In 2013, the Duke University School of Medicine and the Department of Dermatology created The Sheldon Pinnell Centre for Investigative Dermatology to honour Dr. Pinnell’s unwavering commitment to the discovery of new and innovative methods of treating skin diseases and to training the next generation of young investigators. The establishment of the Pinnell Center provides a comprehensive program for investigative dermatology through support for early career investigators with initial funding; support for post-doctoral fellow training; funding for innovative proposals and new projects focused on translational research leading to new therapies for skin disease; and the enrichment of the investigative community through regular seminar series, development of core facilities and laboratories, and support for translational and clinical research.

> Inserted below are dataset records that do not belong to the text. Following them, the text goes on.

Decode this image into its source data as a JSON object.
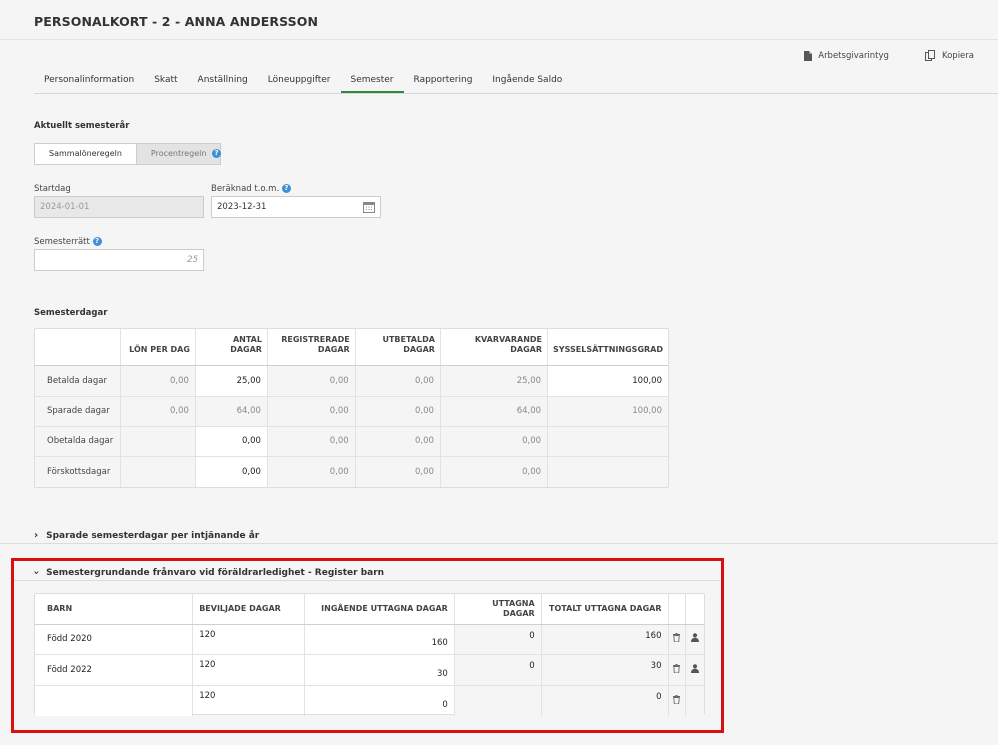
{
  "header": {
    "title": "PERSONALKORT - 2 - ANNA ANDERSSON"
  },
  "actions": [
    {
      "label": "Arbetsgivarintyg",
      "icon": "document-icon"
    },
    {
      "label": "Kopiera",
      "icon": "copy-icon"
    }
  ],
  "tabs": [
    {
      "label": "Personalinformation",
      "active": false
    },
    {
      "label": "Skatt",
      "active": false
    },
    {
      "label": "Anställning",
      "active": false
    },
    {
      "label": "Löneuppgifter",
      "active": false
    },
    {
      "label": "Semester",
      "active": true
    },
    {
      "label": "Rapportering",
      "active": false
    },
    {
      "label": "Ingående Saldo",
      "active": false
    }
  ],
  "semesterar": {
    "heading": "Aktuellt semesterår",
    "rules": [
      "Sammalöneregeln",
      "Procentregeln"
    ],
    "active_rule": "Sammalöneregeln",
    "startdag_label": "Startdag",
    "startdag_value": "2024-01-01",
    "beraknad_label": "Beräknad t.o.m.",
    "beraknad_value": "2023-12-31",
    "ratt_label": "Semesterrätt",
    "ratt_value": "25"
  },
  "semesterdagar": {
    "heading": "Semesterdagar",
    "columns": [
      "",
      "LÖN PER DAG",
      "ANTAL DAGAR",
      "REGISTRERADE DAGAR",
      "UTBETALDA DAGAR",
      "KVARVARANDE DAGAR",
      "SYSSELSÄTTNINGSGRAD"
    ],
    "rows": [
      {
        "label": "Betalda dagar",
        "lon": "0,00",
        "antal": "25,00",
        "reg": "0,00",
        "utb": "0,00",
        "kvar": "25,00",
        "syss": "100,00"
      },
      {
        "label": "Sparade dagar",
        "lon": "0,00",
        "antal": "64,00",
        "reg": "0,00",
        "utb": "0,00",
        "kvar": "64,00",
        "syss": "100,00"
      },
      {
        "label": "Obetalda dagar",
        "lon": "",
        "antal": "0,00",
        "reg": "0,00",
        "utb": "0,00",
        "kvar": "0,00",
        "syss": ""
      },
      {
        "label": "Förskottsdagar",
        "lon": "",
        "antal": "0,00",
        "reg": "0,00",
        "utb": "0,00",
        "kvar": "0,00",
        "syss": ""
      }
    ]
  },
  "sparade": {
    "heading": "Sparade semesterdagar per intjänande år"
  },
  "foraldra": {
    "heading": "Semestergrundande frånvaro vid föräldrarledighet - Register barn",
    "columns": [
      "BARN",
      "BEVILJADE DAGAR",
      "INGÅENDE UTTAGNA DAGAR",
      "UTTAGNA DAGAR",
      "TOTALT UTTAGNA DAGAR"
    ],
    "rows": [
      {
        "barn": "Född 2020",
        "beviljade": "120",
        "ingaende": "160",
        "uttagna": "0",
        "totalt": "160",
        "person": true
      },
      {
        "barn": "Född 2022",
        "beviljade": "120",
        "ingaende": "30",
        "uttagna": "0",
        "totalt": "30",
        "person": true
      },
      {
        "barn": "",
        "beviljade": "120",
        "ingaende": "0",
        "uttagna": "",
        "totalt": "0",
        "person": false
      }
    ]
  }
}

With a vision to build a world-renowned Department of Dermatology, Dr. Pinnell marked his tenure as division chief from 1982-1997 with bold strategic initiatives, including the recruitment of new clinicians and investigators, establishing new areas of research in immuno-dermatology and connective tissue, as well as initiating new clinical efforts in wound care, laser medicine, dermatologic surgery, and paediatric dermatology. His efforts and those who have come before and after him culminated in the establishment of the Department of Dermatology in 2009, highly regarded today for innovation and excellence in research, clinical care, and training.
The Pinnell Centre serves as an enduring legacy of the faculty, staff and students’ appreciation and gratitude to Dr. Pinnell for his loyalty, mentoring, enthusiastic embrace of academic life, intellectual curiosity and outstanding leadership that has positioned Duke University’s Department of Dermatology as a national and world leader.